ACTIVITY:
The answer is every line of the records that holds the word "position", copied in full.
LISTED ENTRIES: Begin
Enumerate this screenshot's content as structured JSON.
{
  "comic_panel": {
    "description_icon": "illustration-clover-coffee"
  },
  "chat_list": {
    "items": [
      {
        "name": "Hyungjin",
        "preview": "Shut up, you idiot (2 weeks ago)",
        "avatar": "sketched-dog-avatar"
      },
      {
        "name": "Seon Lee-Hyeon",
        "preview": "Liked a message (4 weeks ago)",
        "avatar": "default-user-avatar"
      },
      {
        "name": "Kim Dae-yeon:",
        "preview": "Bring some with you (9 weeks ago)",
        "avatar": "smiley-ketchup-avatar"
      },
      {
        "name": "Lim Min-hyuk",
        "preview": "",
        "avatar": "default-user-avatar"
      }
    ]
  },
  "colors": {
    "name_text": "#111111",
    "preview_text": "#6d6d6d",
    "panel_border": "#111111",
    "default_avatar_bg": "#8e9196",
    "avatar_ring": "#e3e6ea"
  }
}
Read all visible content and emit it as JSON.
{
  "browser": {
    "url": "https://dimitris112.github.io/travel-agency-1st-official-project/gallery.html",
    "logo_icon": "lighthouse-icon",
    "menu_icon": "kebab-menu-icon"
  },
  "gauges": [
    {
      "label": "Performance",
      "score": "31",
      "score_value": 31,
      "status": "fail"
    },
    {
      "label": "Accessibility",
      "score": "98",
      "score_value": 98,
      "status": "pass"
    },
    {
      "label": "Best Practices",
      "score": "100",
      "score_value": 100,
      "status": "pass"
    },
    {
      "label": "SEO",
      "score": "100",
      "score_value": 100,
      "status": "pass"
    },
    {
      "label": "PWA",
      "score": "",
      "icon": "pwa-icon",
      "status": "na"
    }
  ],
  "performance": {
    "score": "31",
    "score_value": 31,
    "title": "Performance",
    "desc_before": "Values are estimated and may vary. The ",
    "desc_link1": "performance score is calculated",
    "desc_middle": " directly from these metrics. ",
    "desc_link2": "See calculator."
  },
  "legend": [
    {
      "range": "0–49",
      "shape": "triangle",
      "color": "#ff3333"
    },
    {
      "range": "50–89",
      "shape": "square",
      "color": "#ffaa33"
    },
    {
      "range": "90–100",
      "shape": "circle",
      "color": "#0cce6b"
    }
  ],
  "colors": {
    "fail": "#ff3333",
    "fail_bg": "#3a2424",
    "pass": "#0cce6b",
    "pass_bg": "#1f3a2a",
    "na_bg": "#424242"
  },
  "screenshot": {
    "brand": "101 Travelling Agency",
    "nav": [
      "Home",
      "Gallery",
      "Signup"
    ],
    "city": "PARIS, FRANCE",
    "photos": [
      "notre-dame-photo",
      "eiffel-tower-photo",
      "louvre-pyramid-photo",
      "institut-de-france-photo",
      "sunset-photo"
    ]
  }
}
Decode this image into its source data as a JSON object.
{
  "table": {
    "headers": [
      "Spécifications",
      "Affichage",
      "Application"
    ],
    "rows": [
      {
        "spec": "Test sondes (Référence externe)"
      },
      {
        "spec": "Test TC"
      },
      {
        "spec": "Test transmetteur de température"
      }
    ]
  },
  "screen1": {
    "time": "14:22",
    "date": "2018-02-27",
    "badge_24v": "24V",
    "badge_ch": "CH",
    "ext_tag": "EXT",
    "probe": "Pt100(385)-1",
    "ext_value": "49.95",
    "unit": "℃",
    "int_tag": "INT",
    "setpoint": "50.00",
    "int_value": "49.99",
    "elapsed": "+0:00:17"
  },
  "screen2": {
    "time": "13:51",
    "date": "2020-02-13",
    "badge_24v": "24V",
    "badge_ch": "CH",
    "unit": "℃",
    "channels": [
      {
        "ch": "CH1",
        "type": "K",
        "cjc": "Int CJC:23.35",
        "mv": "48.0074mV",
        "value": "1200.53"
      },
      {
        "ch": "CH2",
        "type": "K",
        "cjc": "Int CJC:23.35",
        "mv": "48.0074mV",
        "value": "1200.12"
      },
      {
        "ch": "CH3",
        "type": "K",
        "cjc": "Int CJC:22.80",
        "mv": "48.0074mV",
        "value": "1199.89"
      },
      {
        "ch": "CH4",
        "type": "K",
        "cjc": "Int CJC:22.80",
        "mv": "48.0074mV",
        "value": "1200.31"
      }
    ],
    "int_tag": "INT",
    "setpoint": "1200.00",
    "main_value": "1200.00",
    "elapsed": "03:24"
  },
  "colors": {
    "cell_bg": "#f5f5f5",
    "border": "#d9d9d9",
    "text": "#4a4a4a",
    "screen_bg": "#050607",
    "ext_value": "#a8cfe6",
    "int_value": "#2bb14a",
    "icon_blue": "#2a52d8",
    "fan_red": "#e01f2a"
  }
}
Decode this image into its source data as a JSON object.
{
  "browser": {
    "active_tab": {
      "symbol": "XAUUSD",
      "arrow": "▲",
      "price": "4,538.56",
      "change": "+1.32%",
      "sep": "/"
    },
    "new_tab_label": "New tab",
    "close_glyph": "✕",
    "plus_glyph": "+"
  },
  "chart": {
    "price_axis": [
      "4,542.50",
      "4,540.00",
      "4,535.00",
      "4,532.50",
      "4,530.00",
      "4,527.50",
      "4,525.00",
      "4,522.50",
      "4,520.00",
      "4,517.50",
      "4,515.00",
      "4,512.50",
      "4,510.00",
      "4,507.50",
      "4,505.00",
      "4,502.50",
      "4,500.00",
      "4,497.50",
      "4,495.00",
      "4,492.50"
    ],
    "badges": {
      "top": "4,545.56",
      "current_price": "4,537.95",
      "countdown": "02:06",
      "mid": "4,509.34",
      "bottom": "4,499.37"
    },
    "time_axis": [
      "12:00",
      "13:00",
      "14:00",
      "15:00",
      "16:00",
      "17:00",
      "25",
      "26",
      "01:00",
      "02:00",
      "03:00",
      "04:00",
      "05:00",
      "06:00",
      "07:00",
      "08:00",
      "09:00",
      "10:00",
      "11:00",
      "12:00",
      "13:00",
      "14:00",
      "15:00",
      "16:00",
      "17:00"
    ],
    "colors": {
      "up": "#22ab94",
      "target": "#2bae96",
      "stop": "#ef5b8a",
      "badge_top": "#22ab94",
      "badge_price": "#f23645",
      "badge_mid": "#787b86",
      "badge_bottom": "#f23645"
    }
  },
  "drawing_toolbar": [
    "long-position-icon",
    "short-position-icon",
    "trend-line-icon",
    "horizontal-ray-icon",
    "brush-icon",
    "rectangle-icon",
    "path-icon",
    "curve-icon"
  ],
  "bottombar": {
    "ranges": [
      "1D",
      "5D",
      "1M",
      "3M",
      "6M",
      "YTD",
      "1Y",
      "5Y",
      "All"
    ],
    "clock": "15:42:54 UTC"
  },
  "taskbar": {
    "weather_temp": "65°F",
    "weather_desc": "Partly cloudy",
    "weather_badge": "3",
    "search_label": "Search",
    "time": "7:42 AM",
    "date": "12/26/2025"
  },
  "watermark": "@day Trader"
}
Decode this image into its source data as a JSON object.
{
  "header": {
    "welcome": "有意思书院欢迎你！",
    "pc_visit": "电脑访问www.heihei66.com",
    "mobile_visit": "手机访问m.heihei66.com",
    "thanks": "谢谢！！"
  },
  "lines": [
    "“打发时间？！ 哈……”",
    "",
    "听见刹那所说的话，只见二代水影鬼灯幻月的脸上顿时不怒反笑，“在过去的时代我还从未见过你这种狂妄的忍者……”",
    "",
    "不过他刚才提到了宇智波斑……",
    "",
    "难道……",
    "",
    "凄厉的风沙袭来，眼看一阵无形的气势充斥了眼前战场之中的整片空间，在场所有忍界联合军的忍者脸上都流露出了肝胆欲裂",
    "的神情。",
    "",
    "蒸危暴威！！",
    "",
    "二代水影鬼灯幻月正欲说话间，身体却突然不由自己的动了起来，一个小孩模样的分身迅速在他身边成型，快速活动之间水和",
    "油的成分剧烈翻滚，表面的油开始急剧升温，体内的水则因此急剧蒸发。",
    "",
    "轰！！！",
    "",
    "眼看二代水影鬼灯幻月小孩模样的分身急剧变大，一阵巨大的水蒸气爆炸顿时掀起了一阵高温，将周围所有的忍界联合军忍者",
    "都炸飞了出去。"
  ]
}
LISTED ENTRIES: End
WRITTEN REPLY:
    "long-position-icon",
    "short-position-icon",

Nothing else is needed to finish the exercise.